LVIV, Ukraine (Reuters) - NATO chief Jens Stoltenberg said on Monday an ebb in violence in eastern Ukraine was not enough to bring peace and demanded Russia withdraw heavy weapons the alliance accuses it of providing in support of separatists.
Ukrainian diplomats said Stoltenberg’s two-day visit, his first to Ukraine as NATO Secretary-General, held strong symbolic importance for the country in its drive for Western integration in the face of a pro-Russian rebellion in eastern territories.
With a troubled peace plan for the Ukrainian conflict nearing its year-end deadline, Stoltenberg said the drop in fighting since the start of September was encouraging but called it fragile and far from sufficient.
“The heavy weapons are still there ... they continue to support the separatists,” Stoltenberg told reporters before inaugurating joint disaster management exercises between Ukraine and NATO countries near the western Ukrainian city of Lviv.
Russia denies Western charges it has provided the pro-Russian rebels, who launched a rebellion in April last year in the Luhansk and Donetsk regions, with arms and troops.
While violence is at its lowest point since a ceasefire was signed in Minsk seven months ago, Western diplomats say the 11-point peace plan is far from fully implemented. Stoltenberg said monitors still did not have proper access to the conflict zone.
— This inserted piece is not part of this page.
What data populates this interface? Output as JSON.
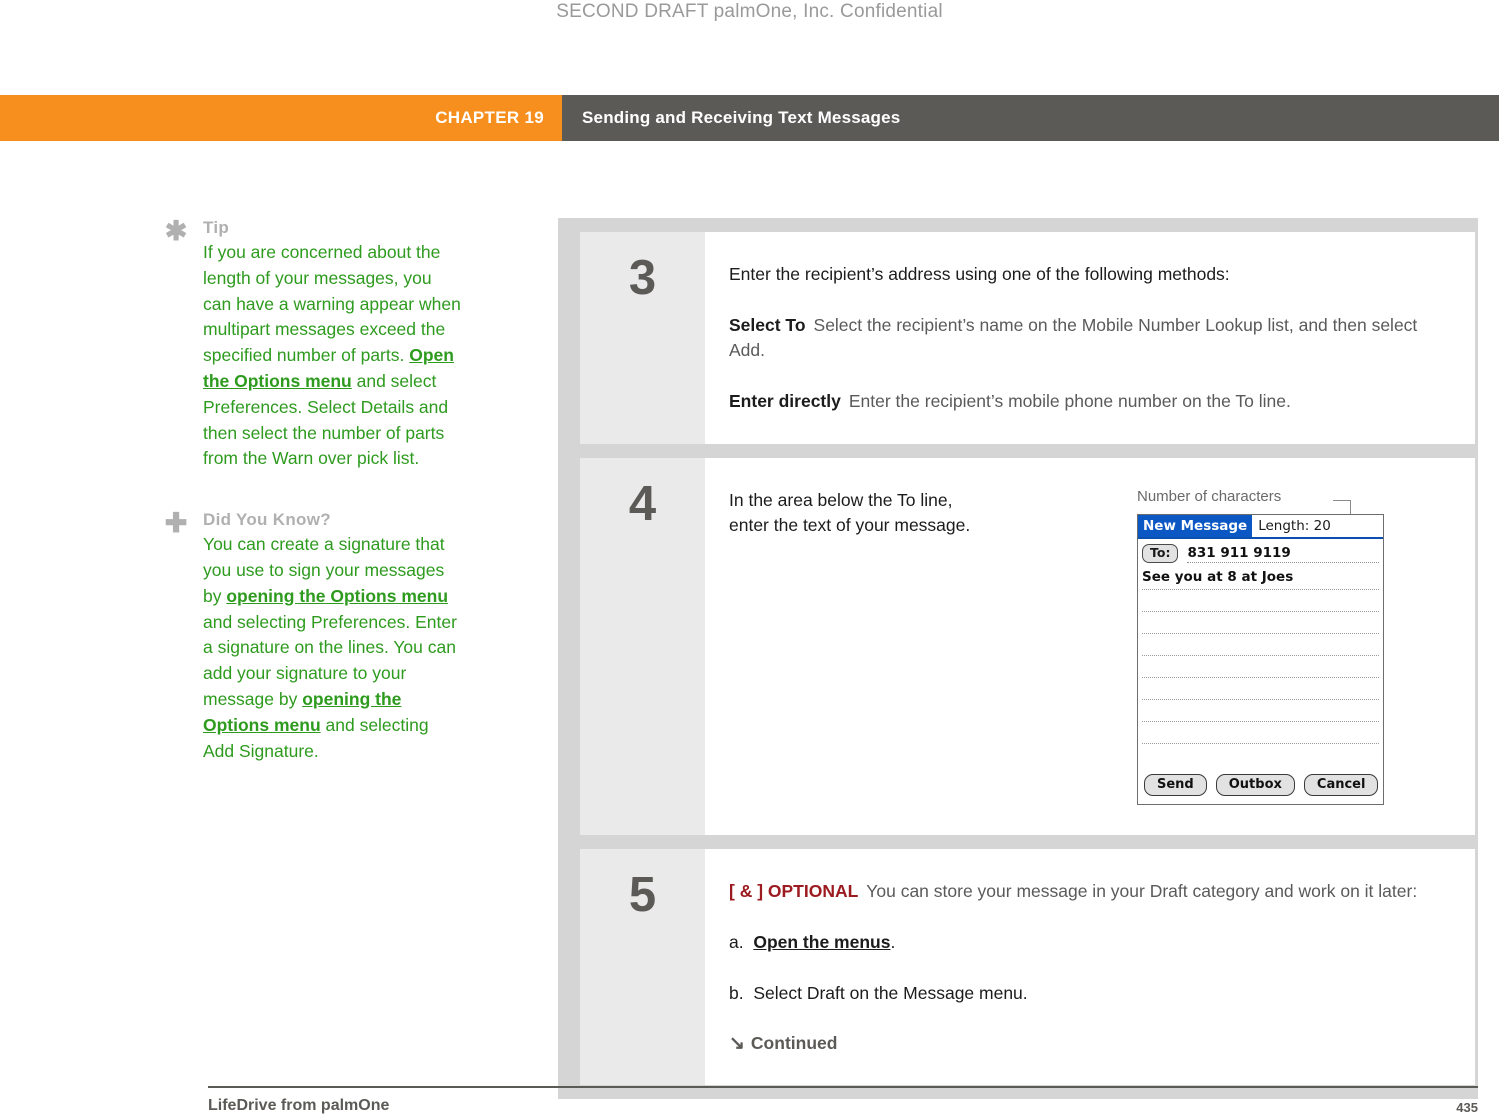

With EU leaders distracted by Europe’s worst migrant crisis in decades, the former Norwegian prime minister is trying to keep alive the peace accord signed with Russia, while reassuring Ukraine of the Western military alliance’s full support.
‘THE FINAL COUNTDOWN’
Flying by helicopter over Ukraine, Stoltenberg stressed what he called the non-military nature of the joint exercises despite excitement among Ukrainian officials and a brass band playing the 1980s hit “The Final Countdown” as activities got under way.
NATO officials also said there was no plan for Ukraine to sign a new military doctrine identifying Russia as an aggressor on Tuesday in Kiev, despite an initial plan to do so according to Ukrainian diplomats.
Still, speaking from the military base where exercises took place, Ukrainian President Petro Poroshenko said he hoped that Monday’s exercises with a host of NATO nations - focusing on de-mining, forest fires and a simulated blast at a factory - could lead the way to deeper defense cooperation.
Former president Viktor Yanukovich was pressed from office by street protests last year - events described by the Kremlin as a coup - after moving the country closer to Moscow and eschewing a partnership deal with the EU. The current pro-Western leadership reinstated EU and NATO membership as an eventual aim after Russia’s annexation of Crimea.
Ukraine had dropped its bid to join NATO in 2010 to answer Russian concerns, but now says membership is the only way to protect its territory.
“We consider the door (to NATO) is open,” Poroshenko told a news conference, although he said Ukraine was not ready to join.
Russia opposes any expansion of NATO to former communist areas of eastern and southeastern Europe, part of a battle for influence between Brussels and Moscow that lies at the heart of the conflict in Ukraine.
Additional reporting by Richard Balmforth in Kiev and Alastair Macdonald in Brussels; editing by Ralph Boulton